**Work order**
The pictures are to be left out when the listing below is reproduced word for word.

*** Block opens ***

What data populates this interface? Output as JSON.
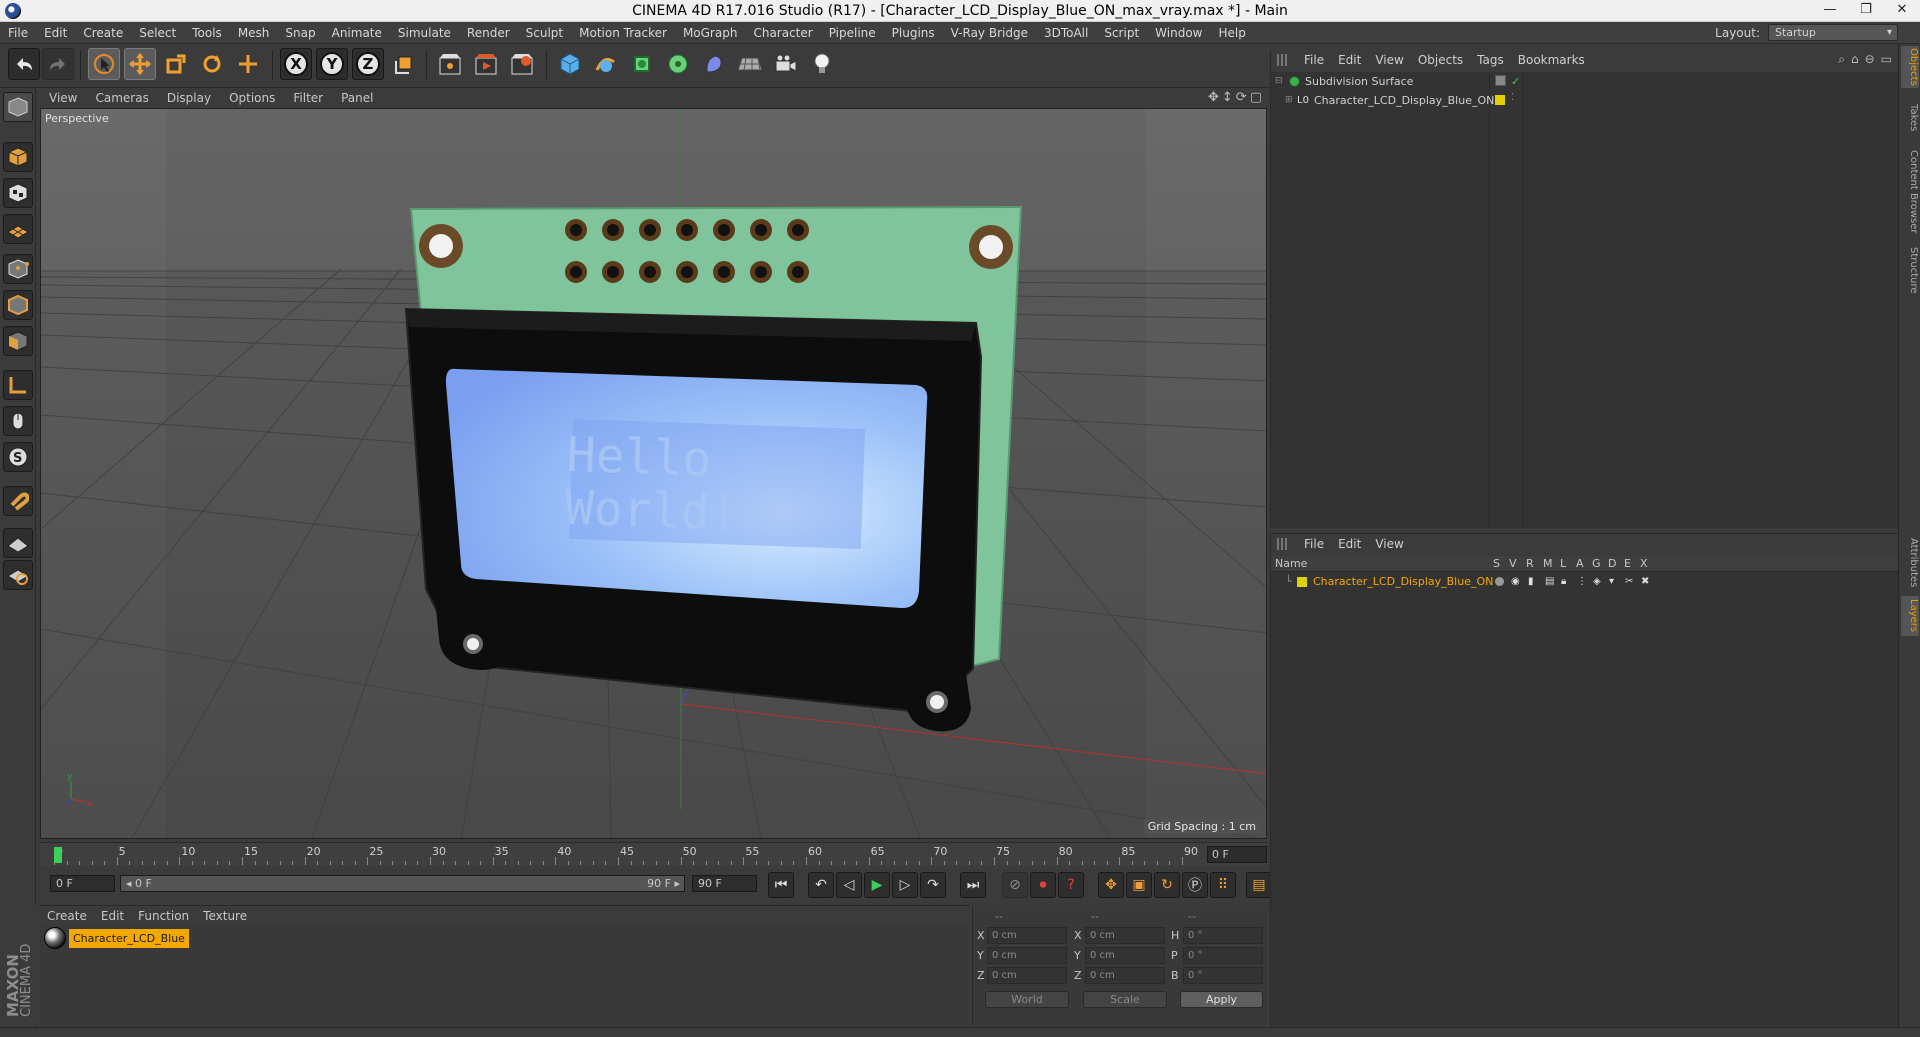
{
  "window": {
    "title": "CINEMA 4D R17.016 Studio (R17) - [Character_LCD_Display_Blue_ON_max_vray.max *] - Main",
    "controls": [
      "—",
      "❐",
      "✕"
    ]
  },
  "menubar": [
    "File",
    "Edit",
    "Create",
    "Select",
    "Tools",
    "Mesh",
    "Snap",
    "Animate",
    "Simulate",
    "Render",
    "Sculpt",
    "Motion Tracker",
    "MoGraph",
    "Character",
    "Pipeline",
    "Plugins",
    "V-Ray Bridge",
    "3DToAll",
    "Script",
    "Window",
    "Help"
  ],
  "layout": {
    "label": "Layout:",
    "value": "Startup"
  },
  "viewport": {
    "menu": [
      "View",
      "Cameras",
      "Display",
      "Options",
      "Filter",
      "Panel"
    ],
    "camera_label": "Perspective",
    "grid_spacing": "Grid Spacing : 1 cm",
    "lcd_text_line1": "Hello",
    "lcd_text_line2": "World!",
    "axis_y": "y",
    "axis_x": "x"
  },
  "timeline": {
    "ticks": [
      "0",
      "5",
      "10",
      "15",
      "20",
      "25",
      "30",
      "35",
      "40",
      "45",
      "50",
      "55",
      "60",
      "65",
      "70",
      "75",
      "80",
      "85",
      "90"
    ],
    "current_frame": "0 F",
    "start_frame": "0 F",
    "range_start": "◂ 0 F",
    "range_end": "90 F ▸",
    "end_frame": "90 F"
  },
  "material_manager": {
    "menu": [
      "Create",
      "Edit",
      "Function",
      "Texture"
    ],
    "materials": [
      "Character_LCD_Blue"
    ]
  },
  "coordinates": {
    "header": [
      "--",
      "--",
      "--"
    ],
    "rows": [
      {
        "a": "X",
        "av": "0 cm",
        "b": "X",
        "bv": "0 cm",
        "c": "H",
        "cv": "0 °"
      },
      {
        "a": "Y",
        "av": "0 cm",
        "b": "Y",
        "bv": "0 cm",
        "c": "P",
        "cv": "0 °"
      },
      {
        "a": "Z",
        "av": "0 cm",
        "b": "Z",
        "bv": "0 cm",
        "c": "B",
        "cv": "0 °"
      }
    ],
    "mode": "World",
    "scale": "Scale",
    "apply": "Apply"
  },
  "brand": {
    "line1": "MAXON",
    "line2": "CINEMA 4D"
  },
  "object_manager": {
    "menu": [
      "File",
      "Edit",
      "View",
      "Objects",
      "Tags",
      "Bookmarks"
    ],
    "objects": [
      {
        "name": "Subdivision Surface",
        "indent": 0
      },
      {
        "name": "Character_LCD_Display_Blue_ON",
        "indent": 1
      }
    ]
  },
  "layer_manager": {
    "menu": [
      "File",
      "Edit",
      "View"
    ],
    "columns": [
      "Name",
      "S",
      "V",
      "R",
      "M",
      "L",
      "A",
      "G",
      "D",
      "E",
      "X"
    ],
    "layers": [
      "Character_LCD_Display_Blue_ON"
    ]
  },
  "side_tabs": [
    "Objects",
    "Takes",
    "Content Browser",
    "Structure",
    "Attributes",
    "Layers"
  ],
  "colors": {
    "accent_orange": "#f5a800",
    "layer_yellow": "#e0d000",
    "pcb_green": "#7fc49a",
    "lcd_blue": "#8fb6f5"
  }
}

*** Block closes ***

**Output for this task**
What data populates this interface? Output as JSON.
{
  "window": {
    "title": "CINEMA 4D R17.016 Studio (R17) - [Character_LCD_Display_Blue_ON_max_vray.max *] - Main",
    "controls": [
      "—",
      "❐",
      "✕"
    ]
  },
  "menubar": [
    "File",
    "Edit",
    "Create",
    "Select",
    "Tools",
    "Mesh",
    "Snap",
    "Animate",
    "Simulate",
    "Render",
    "Sculpt",
    "Motion Tracker",
    "MoGraph",
    "Character",
    "Pipeline",
    "Plugins",
    "V-Ray Bridge",
    "3DToAll",
    "Script",
    "Window",
    "Help"
  ],
  "layout": {
    "label": "Layout:",
    "value": "Startup"
  },
  "viewport": {
    "menu": [
      "View",
      "Cameras",
      "Display",
      "Options",
      "Filter",
      "Panel"
    ],
    "camera_label": "Perspective",
    "grid_spacing": "Grid Spacing : 1 cm",
    "lcd_text_line1": "Hello",
    "lcd_text_line2": "World!",
    "axis_y": "y",
    "axis_x": "x"
  },
  "timeline": {
    "ticks": [
      "0",
      "5",
      "10",
      "15",
      "20",
      "25",
      "30",
      "35",
      "40",
      "45",
      "50",
      "55",
      "60",
      "65",
      "70",
      "75",
      "80",
      "85",
      "90"
    ],
    "current_frame": "0 F",
    "start_frame": "0 F",
    "range_start": "◂ 0 F",
    "range_end": "90 F ▸",
    "end_frame": "90 F"
  },
  "material_manager": {
    "menu": [
      "Create",
      "Edit",
      "Function",
      "Texture"
    ],
    "materials": [
      "Character_LCD_Blue"
    ]
  },
  "coordinates": {
    "header": [
      "--",
      "--",
      "--"
    ],
    "rows": [
      {
        "a": "X",
        "av": "0 cm",
        "b": "X",
        "bv": "0 cm",
        "c": "H",
        "cv": "0 °"
      },
      {
        "a": "Y",
        "av": "0 cm",
        "b": "Y",
        "bv": "0 cm",
        "c": "P",
        "cv": "0 °"
      },
      {
        "a": "Z",
        "av": "0 cm",
        "b": "Z",
        "bv": "0 cm",
        "c": "B",
        "cv": "0 °"
      }
    ],
    "mode": "World",
    "scale": "Scale",
    "apply": "Apply"
  },
  "brand": {
    "line1": "MAXON",
    "line2": "CINEMA 4D"
  },
  "object_manager": {
    "menu": [
      "File",
      "Edit",
      "View",
      "Objects",
      "Tags",
      "Bookmarks"
    ],
    "objects": [
      {
        "name": "Subdivision Surface",
        "indent": 0
      },
      {
        "name": "Character_LCD_Display_Blue_ON",
        "indent": 1
      }
    ]
  },
  "layer_manager": {
    "menu": [
      "File",
      "Edit",
      "View"
    ],
    "columns": [
      "Name",
      "S",
      "V",
      "R",
      "M",
      "L",
      "A",
      "G",
      "D",
      "E",
      "X"
    ],
    "layers": [
      "Character_LCD_Display_Blue_ON"
    ]
  },
  "side_tabs": [
    "Objects",
    "Takes",
    "Content Browser",
    "Structure",
    "Attributes",
    "Layers"
  ],
  "colors": {
    "accent_orange": "#f5a800",
    "layer_yellow": "#e0d000",
    "pcb_green": "#7fc49a",
    "lcd_blue": "#8fb6f5"
  }
}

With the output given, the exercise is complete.